→ **REQUIRED WORK**: Only the text of the records belongs in the answer, copied exactly and without pictures.

GIVEN RECORDS Block Start

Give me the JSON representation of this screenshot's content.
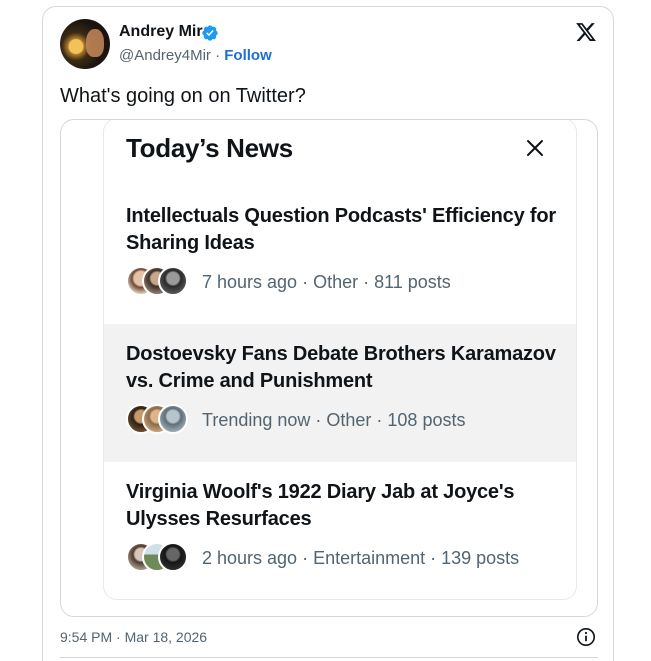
{
  "author": {
    "display_name": "Andrey Mir",
    "handle": "@Andrey4Mir",
    "separator": "·",
    "follow_label": "Follow"
  },
  "tweet": {
    "text": "What's going on on Twitter?",
    "timestamp": "9:54 PM · Mar 18, 2026"
  },
  "news_card": {
    "title": "Today’s News",
    "items": [
      {
        "headline": "Intellectuals Question Podcasts' Efficiency for Sharing Ideas",
        "meta": "7 hours ago · Other · 811 posts"
      },
      {
        "headline": "Dostoevsky Fans Debate Brothers Karamazov vs. Crime and Punishment",
        "meta": "Trending now · Other · 108 posts"
      },
      {
        "headline": "Virginia Woolf's 1922 Diary Jab at Joyce's Ulysses Resurfaces",
        "meta": "2 hours ago · Entertainment · 139 posts"
      }
    ]
  },
  "icons": {
    "verified": "verified-badge-icon",
    "x_logo": "x-logo-icon",
    "close": "close-icon",
    "info": "info-icon"
  },
  "colors": {
    "text_primary": "#0f1419",
    "text_secondary": "#536471",
    "link": "#1d6ed8",
    "verified": "#1d9bf0",
    "highlight_row": "#f2f2f2",
    "border": "#cfd9de"
  }
}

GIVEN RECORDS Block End

→ **SOLUTION TO THIS TASK**:
Give me the JSON representation of this screenshot's content.
{
  "author": {
    "display_name": "Andrey Mir",
    "handle": "@Andrey4Mir",
    "separator": "·",
    "follow_label": "Follow"
  },
  "tweet": {
    "text": "What's going on on Twitter?",
    "timestamp": "9:54 PM · Mar 18, 2026"
  },
  "news_card": {
    "title": "Today’s News",
    "items": [
      {
        "headline": "Intellectuals Question Podcasts' Efficiency for Sharing Ideas",
        "meta": "7 hours ago · Other · 811 posts"
      },
      {
        "headline": "Dostoevsky Fans Debate Brothers Karamazov vs. Crime and Punishment",
        "meta": "Trending now · Other · 108 posts"
      },
      {
        "headline": "Virginia Woolf's 1922 Diary Jab at Joyce's Ulysses Resurfaces",
        "meta": "2 hours ago · Entertainment · 139 posts"
      }
    ]
  },
  "icons": {
    "verified": "verified-badge-icon",
    "x_logo": "x-logo-icon",
    "close": "close-icon",
    "info": "info-icon"
  },
  "colors": {
    "text_primary": "#0f1419",
    "text_secondary": "#536471",
    "link": "#1d6ed8",
    "verified": "#1d9bf0",
    "highlight_row": "#f2f2f2",
    "border": "#cfd9de"
  }
}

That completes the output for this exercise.